How this desire was transformed over the 19th century and how it, in turn, transformed that century is the subject of Judith Flanders’ gripping and gruesome journey through 100 years of stabbing, beating, strangling, poisoning, dismembering and decapitation.

We all know the Victorians revelled in murder and detection, but could it be that they actually created crime as we know it today?

Yes, asserts Flanders, in a book that is both a compelling compendium of murder and a rich history taking in the creation of the police force, the development of the detective fiction genre and the formative years of the modern world’s own obsession with killing and crime.

Murder, once unknown as a social concept, became an everyday part of 19th century life from novels and ballads to theatre, opera, puppet shows and even performing dog acts.

Detective fiction and the new police force developed in parallel, each imitating the other, women joined the ranks of famous murderers and Jack the Ripper wreaked havoc in London.
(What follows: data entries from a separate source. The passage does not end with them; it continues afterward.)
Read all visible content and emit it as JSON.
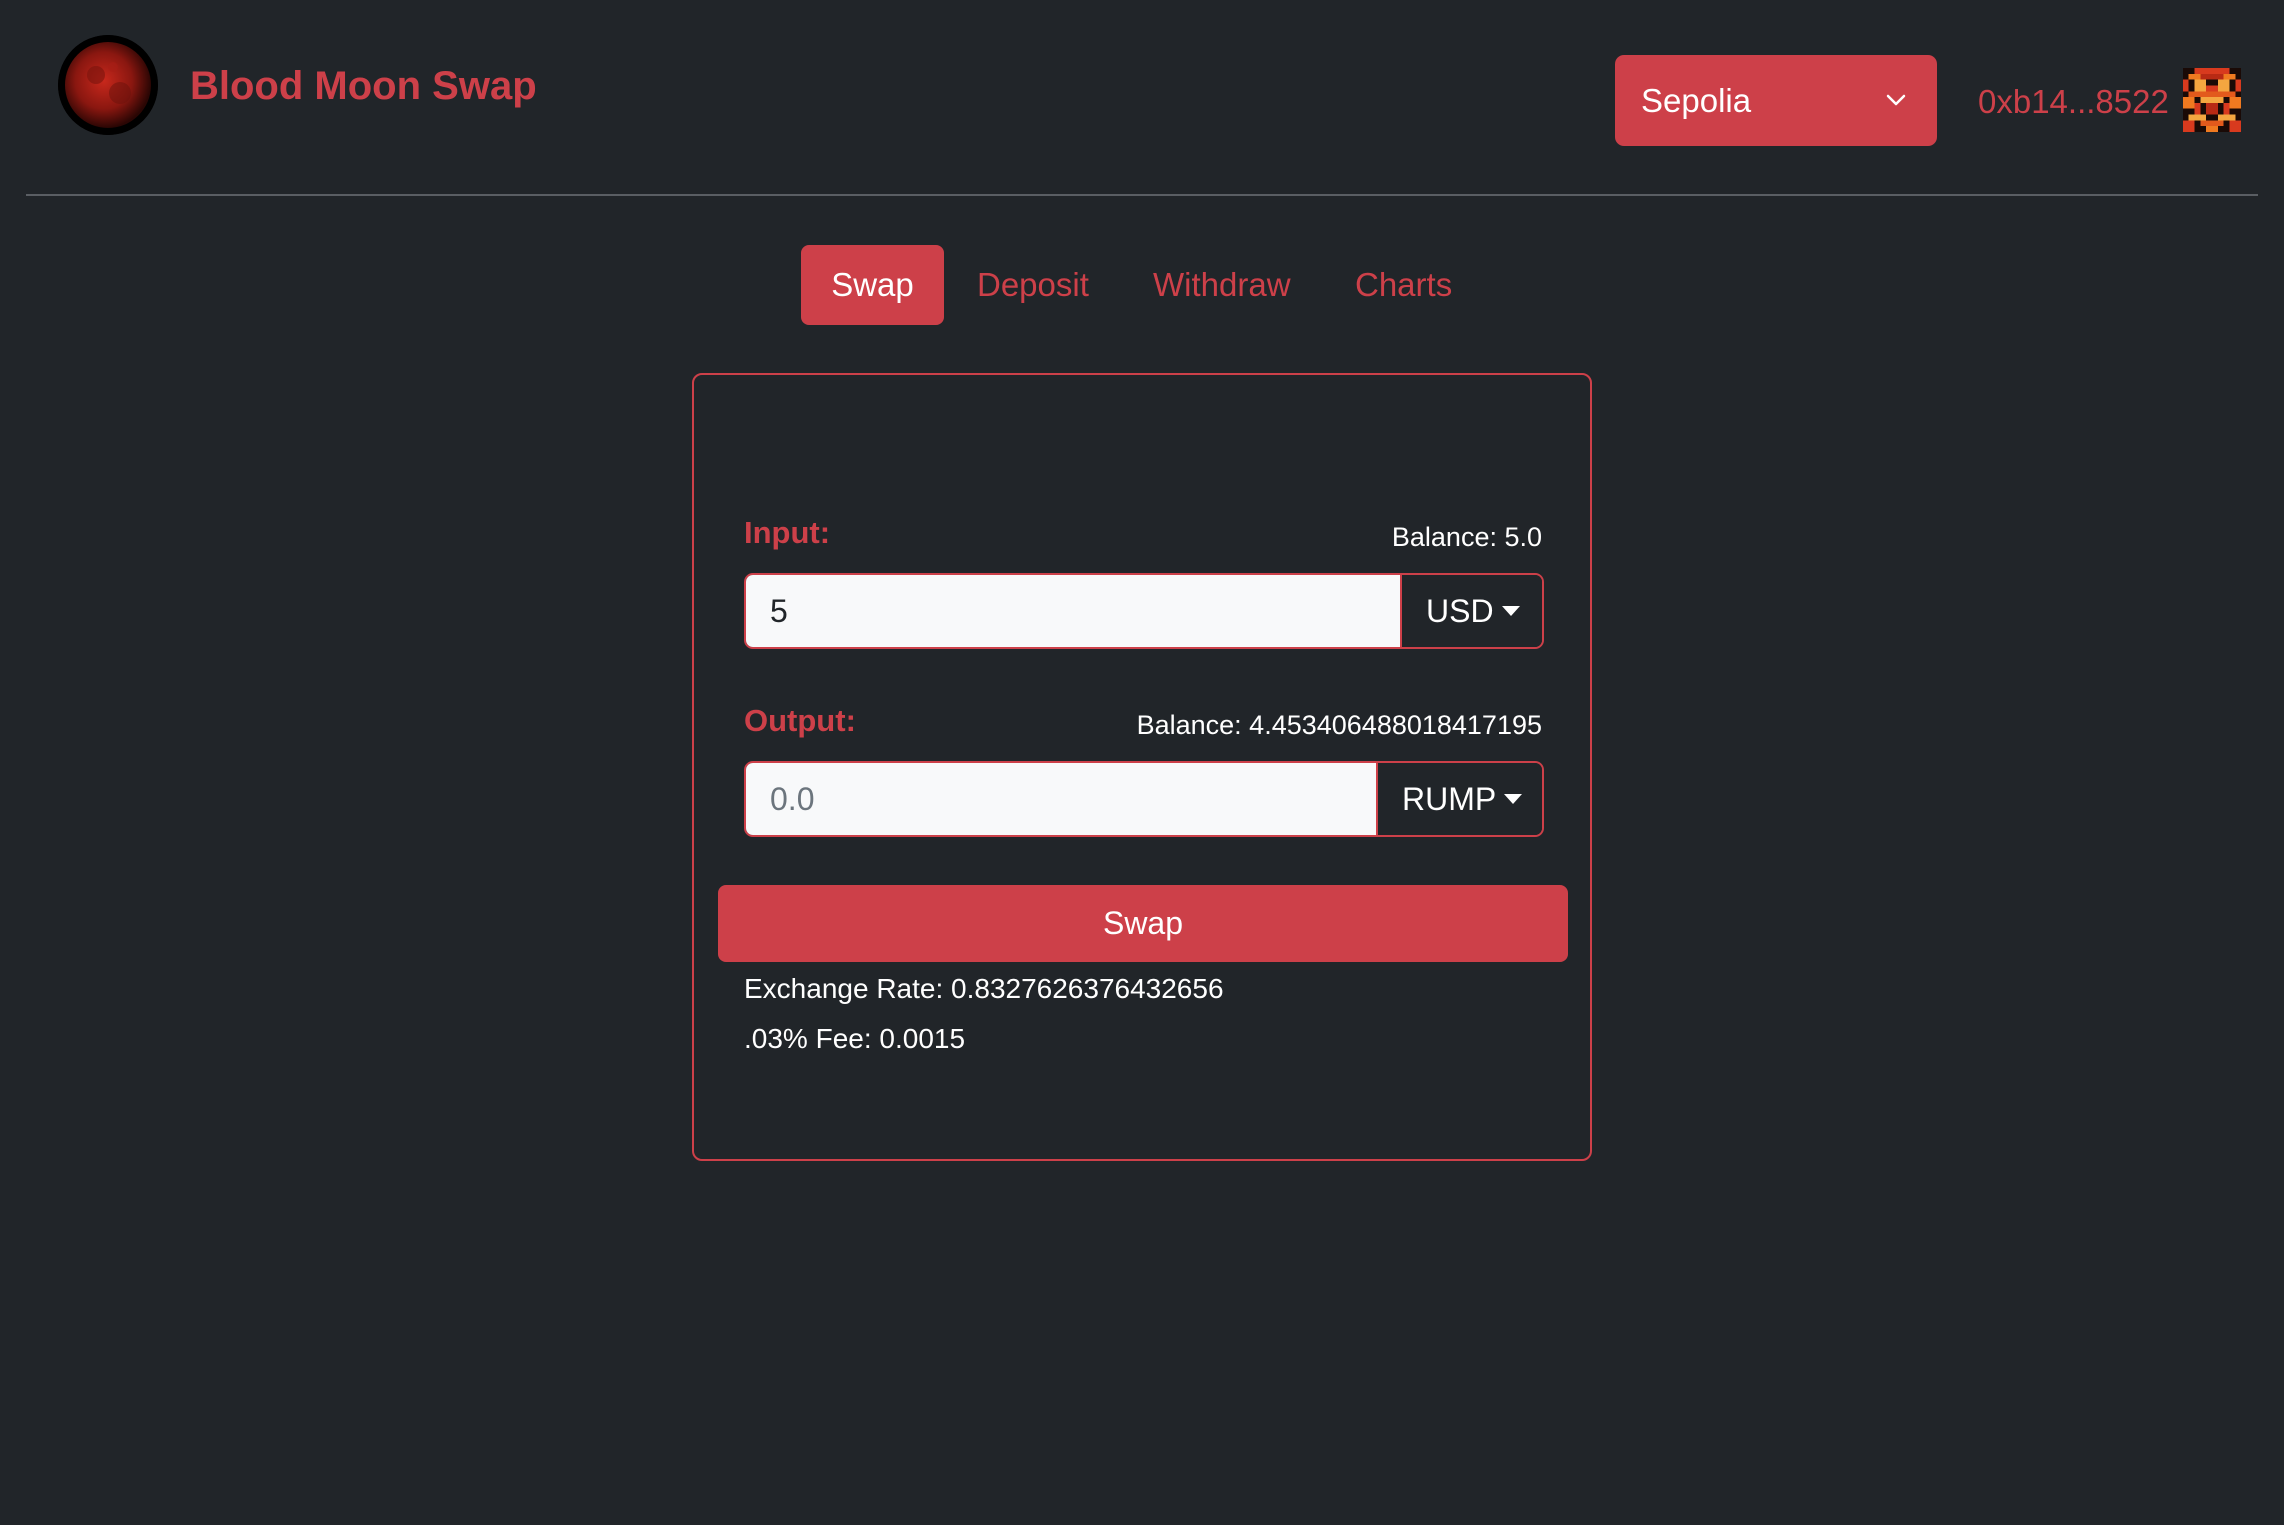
{
  "header": {
    "brand": "Blood Moon Swap",
    "network": "Sepolia",
    "account": "0xb14...8522"
  },
  "tabs": [
    {
      "label": "Swap",
      "active": true
    },
    {
      "label": "Deposit",
      "active": false
    },
    {
      "label": "Withdraw",
      "active": false
    },
    {
      "label": "Charts",
      "active": false
    }
  ],
  "swap": {
    "input_label": "Input:",
    "input_balance": "Balance: 5.0",
    "input_value": "5",
    "input_token": "USD",
    "output_label": "Output:",
    "output_balance": "Balance: 4.453406488018417195",
    "output_placeholder": "0.0",
    "output_token": "RUMP",
    "button_label": "Swap",
    "exchange_rate": "Exchange Rate: 0.8327626376432656",
    "fee": ".03% Fee: 0.0015"
  },
  "colors": {
    "accent": "#cd4049",
    "background": "#212529"
  },
  "icons": {
    "logo": "blood-moon-logo",
    "network_chevron": "chevron-down-icon",
    "avatar": "identicon"
  }
}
It wasn’t always that way.

The start of the 19th century had been relatively uneventful; murder convictions in the London area, and that included all the outlying villages, ran at a rate of one a year.
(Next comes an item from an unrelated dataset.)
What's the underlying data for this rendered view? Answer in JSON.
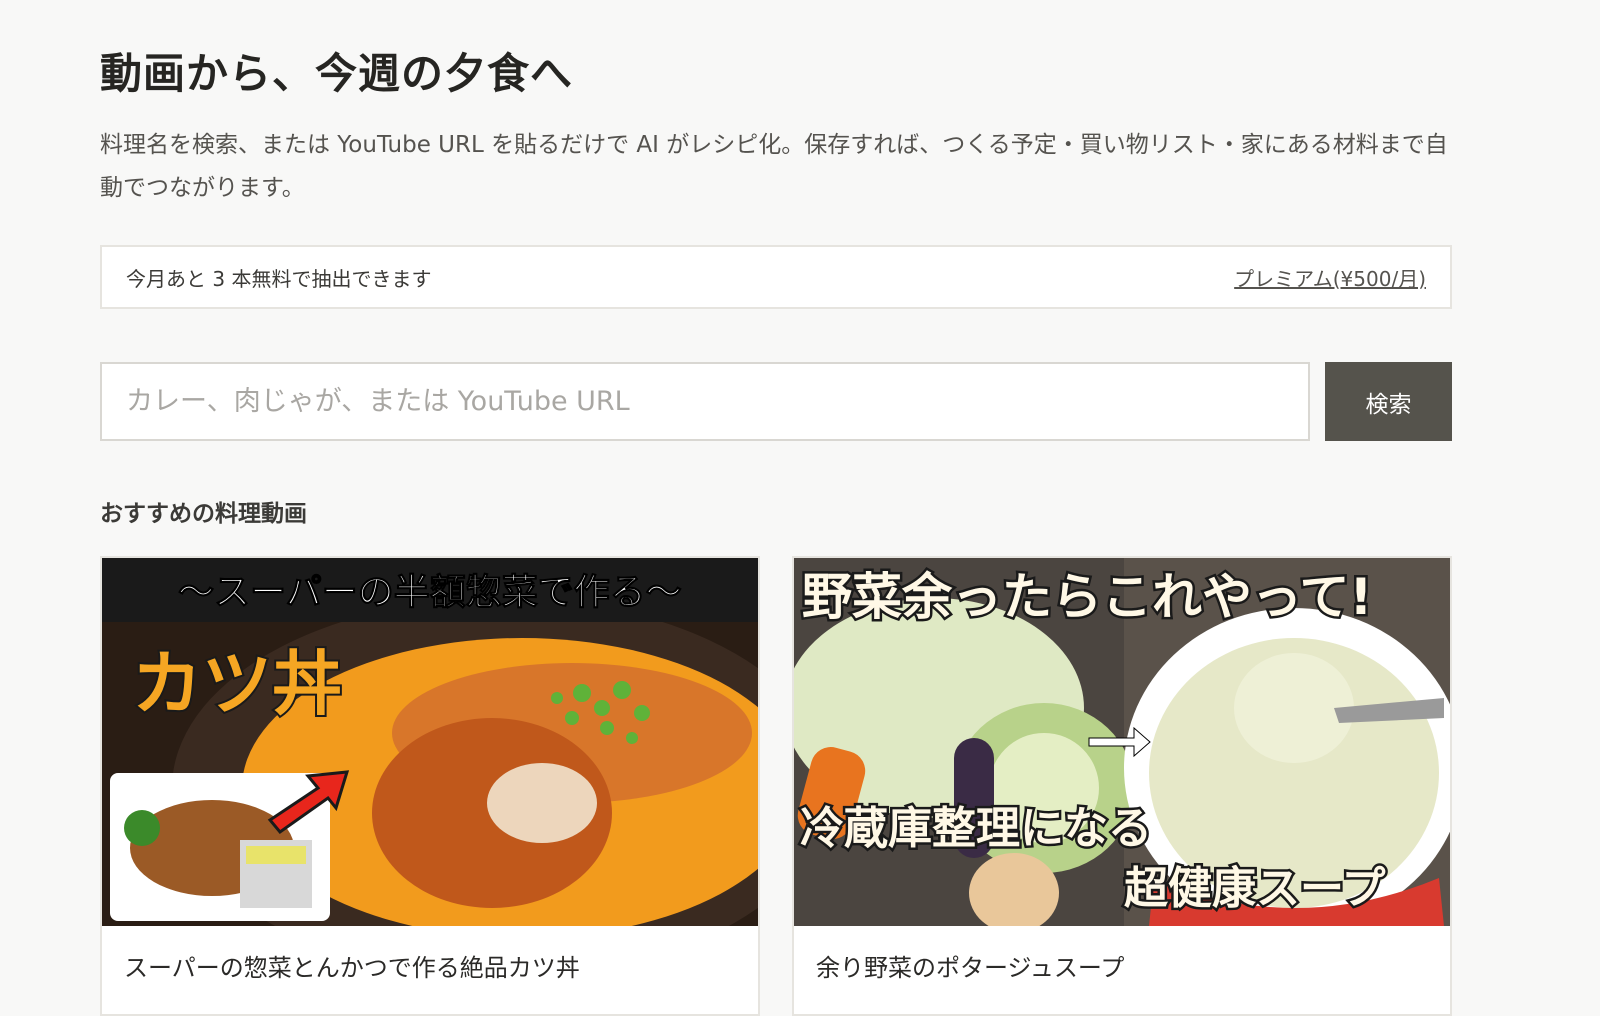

But the population was expanding, people moved out of their small communities to find work in the cities and neighbours were often strangers to each other.

The cosy feeling that murder was a rarity evaporated on a December night in 1811 when a young hosier, his wife, their baby and a teenage apprentice were slaughtered in their shop in the East End of London.
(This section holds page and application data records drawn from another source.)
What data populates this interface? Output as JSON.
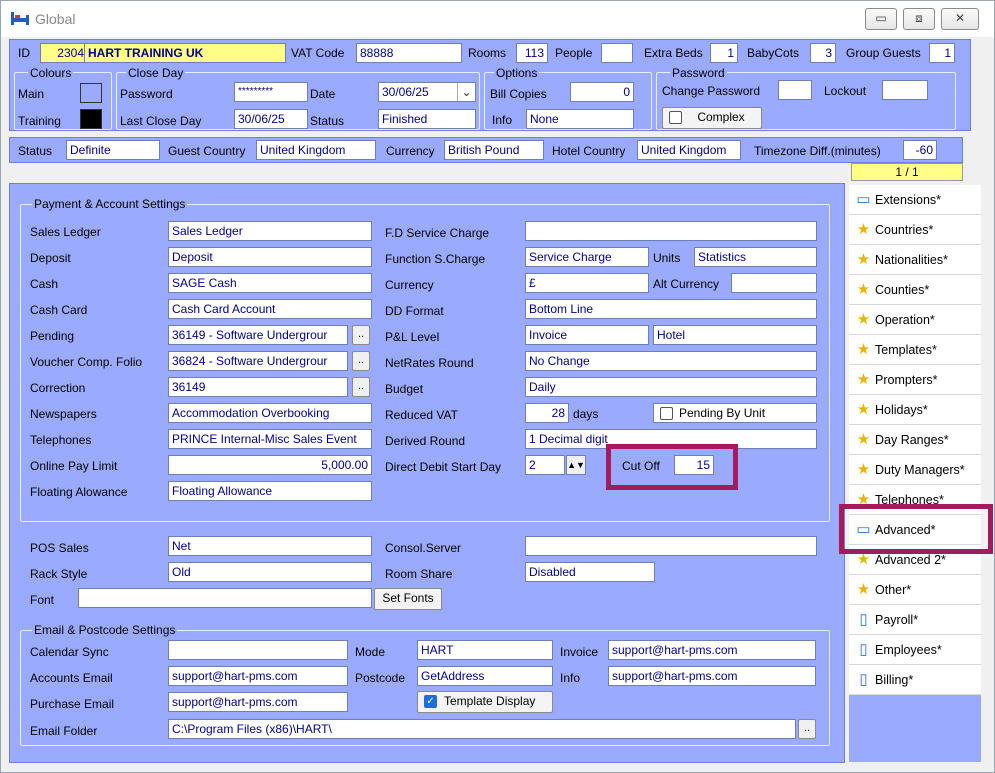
{
  "window": {
    "title": "Global",
    "minimize": "▭",
    "maximize": "⧈",
    "close": "✕"
  },
  "header": {
    "id_label": "ID",
    "id_value": "2304",
    "hotel_name": "HART TRAINING UK",
    "vat_label": "VAT Code",
    "vat_value": "88888",
    "rooms_label": "Rooms",
    "rooms_value": "113",
    "people_label": "People",
    "people_value": "",
    "extra_beds_label": "Extra Beds",
    "extra_beds_value": "1",
    "babycots_label": "BabyCots",
    "babycots_value": "3",
    "group_guests_label": "Group Guests",
    "group_guests_value": "1"
  },
  "colours": {
    "title": "Colours",
    "main_label": "Main",
    "training_label": "Training",
    "main_color": "#99aaff",
    "training_color": "#000000"
  },
  "close_day": {
    "title": "Close Day",
    "password_label": "Password",
    "password_value": "*********",
    "date_label": "Date",
    "date_value": "30/06/25",
    "last_close_label": "Last Close Day",
    "last_close_value": "30/06/25",
    "status_label": "Status",
    "status_value": "Finished"
  },
  "options": {
    "title": "Options",
    "bill_copies_label": "Bill Copies",
    "bill_copies_value": "0",
    "info_label": "Info",
    "info_value": "None"
  },
  "password_grp": {
    "title": "Password",
    "change_label": "Change Password",
    "change_value": "",
    "lockout_label": "Lockout",
    "lockout_value": "",
    "complex_label": "Complex"
  },
  "status_bar": {
    "status_label": "Status",
    "status_value": "Definite",
    "guest_country_label": "Guest Country",
    "guest_country_value": "United Kingdom",
    "currency_label": "Currency",
    "currency_value": "British Pound",
    "hotel_country_label": "Hotel Country",
    "hotel_country_value": "United Kingdom",
    "tz_label": "Timezone Diff.(minutes)",
    "tz_value": "-60",
    "pager": "1 / 1"
  },
  "payment": {
    "title": "Payment & Account Settings",
    "left": [
      {
        "label": "Sales Ledger",
        "value": "Sales Ledger"
      },
      {
        "label": "Deposit",
        "value": "Deposit"
      },
      {
        "label": "Cash",
        "value": "SAGE Cash"
      },
      {
        "label": "Cash Card",
        "value": "Cash Card Account"
      },
      {
        "label": "Pending",
        "value": "36149 - Software Undergrour"
      },
      {
        "label": "Voucher Comp. Folio",
        "value": "36824 - Software Undergrour"
      },
      {
        "label": "Correction",
        "value": "36149"
      },
      {
        "label": "Newspapers",
        "value": "Accommodation Overbooking"
      },
      {
        "label": "Telephones",
        "value": "PRINCE Internal-Misc Sales Event"
      },
      {
        "label": "Online Pay Limit",
        "value": "5,000.00"
      },
      {
        "label": "Floating Alowance",
        "value": "Floating Allowance"
      }
    ],
    "dots": "..",
    "fd_label": "F.D Service Charge",
    "fd_value": "",
    "func_label": "Function S.Charge",
    "func_value": "Service Charge",
    "units_label": "Units",
    "units_value": "Statistics",
    "currency_label": "Currency",
    "currency_value": "£",
    "alt_currency_label": "Alt Currency",
    "alt_currency_value": "",
    "dd_label": "DD Format",
    "dd_value": "Bottom Line",
    "pl_label": "P&L Level",
    "pl_value": "Invoice",
    "pl_value2": "Hotel",
    "netrates_label": "NetRates Round",
    "netrates_value": "No Change",
    "budget_label": "Budget",
    "budget_value": "Daily",
    "reduced_vat_label": "Reduced VAT",
    "reduced_vat_value": "28",
    "days_label": "days",
    "pending_unit_label": "Pending By Unit",
    "derived_label": "Derived Round",
    "derived_value": "1 Decimal digit",
    "dd_start_label": "Direct Debit Start Day",
    "dd_start_value": "2",
    "cutoff_label": "Cut Off",
    "cutoff_value": "15"
  },
  "misc": {
    "pos_label": "POS Sales",
    "pos_value": "Net",
    "consol_label": "Consol.Server",
    "consol_value": "",
    "rack_label": "Rack Style",
    "rack_value": "Old",
    "room_share_label": "Room Share",
    "room_share_value": "Disabled",
    "font_label": "Font",
    "font_value": "",
    "set_fonts": "Set Fonts"
  },
  "email": {
    "title": "Email & Postcode Settings",
    "cal_label": "Calendar Sync",
    "cal_value": "",
    "mode_label": "Mode",
    "mode_value": "HART",
    "invoice_label": "Invoice",
    "invoice_value": "support@hart-pms.com",
    "accounts_label": "Accounts Email",
    "accounts_value": "support@hart-pms.com",
    "postcode_label": "Postcode",
    "postcode_value": "GetAddress",
    "info_label": "Info",
    "info_value": "support@hart-pms.com",
    "purchase_label": "Purchase Email",
    "purchase_value": "support@hart-pms.com",
    "template_label": "Template Display",
    "folder_label": "Email Folder",
    "folder_value": "C:\\Program Files (x86)\\HART\\"
  },
  "sidebar": {
    "items": [
      {
        "label": "Extensions*",
        "icon": "comment-icon"
      },
      {
        "label": "Countries*",
        "icon": "star-icon"
      },
      {
        "label": "Nationalities*",
        "icon": "star-icon"
      },
      {
        "label": "Counties*",
        "icon": "star-icon"
      },
      {
        "label": "Operation*",
        "icon": "star-icon"
      },
      {
        "label": "Templates*",
        "icon": "star-icon"
      },
      {
        "label": "Prompters*",
        "icon": "star-icon"
      },
      {
        "label": "Holidays*",
        "icon": "star-icon"
      },
      {
        "label": "Day Ranges*",
        "icon": "star-icon"
      },
      {
        "label": "Duty Managers*",
        "icon": "star-icon"
      },
      {
        "label": "Telephones*",
        "icon": "star-icon"
      },
      {
        "label": "Advanced*",
        "icon": "comment-icon"
      },
      {
        "label": "Advanced 2*",
        "icon": "star-icon"
      },
      {
        "label": "Other*",
        "icon": "star-icon"
      },
      {
        "label": "Payroll*",
        "icon": "document-icon"
      },
      {
        "label": "Employees*",
        "icon": "document-icon"
      },
      {
        "label": "Billing*",
        "icon": "document-icon"
      }
    ]
  },
  "colors": {
    "panel": "#99aaff",
    "highlight": "#a5195f",
    "field_text": "#00008b",
    "yellow": "#ffff88"
  }
}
Twelve days later, it all happened again; a publican, his wife and their servant were killed with what appeared to be the same hammer.

Suspicion fell on a man called John Williams who was arrested but committed suicide in his cell before he could be tried.

Assuming that this was an admission of guilt, and despite several anomalies in the case, Williams’ body was laid out on a cart with the murder weapon at his side and paraded through the streets.

The procession ended at the edge of the city where a stake was driven through his heart in a mock execution before a baying crowd and his body tumbled into a makeshift grave.

If nothing else, the seven murders were a stark revelation to politicians that policing in London was woefully inadequate and changes were hastily brought in.

However, there remained a lingering belief that ‘the wicked Part of the Community is becoming too strong for the law’.

In 1829, Robert Peel created the first professional police force, with detectives working specifically on serious crimes, and the stage was set for a century of murder.

Newspapers lapped up high profile cases like body snatchers Burke and Hare, Staffordshire doctor William Palmer who murdered troublesome friends and relatives and middle-class Glasgow woman Madeleine Smith who escaped a conviction for poisoning her secret lover despite some damning evidence.

Many of the greatest literary writers of the century – Dickens and Hardy – were influenced by the trials and subsequent hangings of notorious murderers and the Chamber of Horrors in Madame Tussauds’ waxworks was evidence of the new crime cult.

Our ghoulish interest in what De Quincey termed ‘One of the Fine Arts’ has not diminished and Flanders’ colourful and sometimes satirical book should more than satisfy the ‘blood lust’ of both history and crime fans.

(Harper Press, hardback, £20)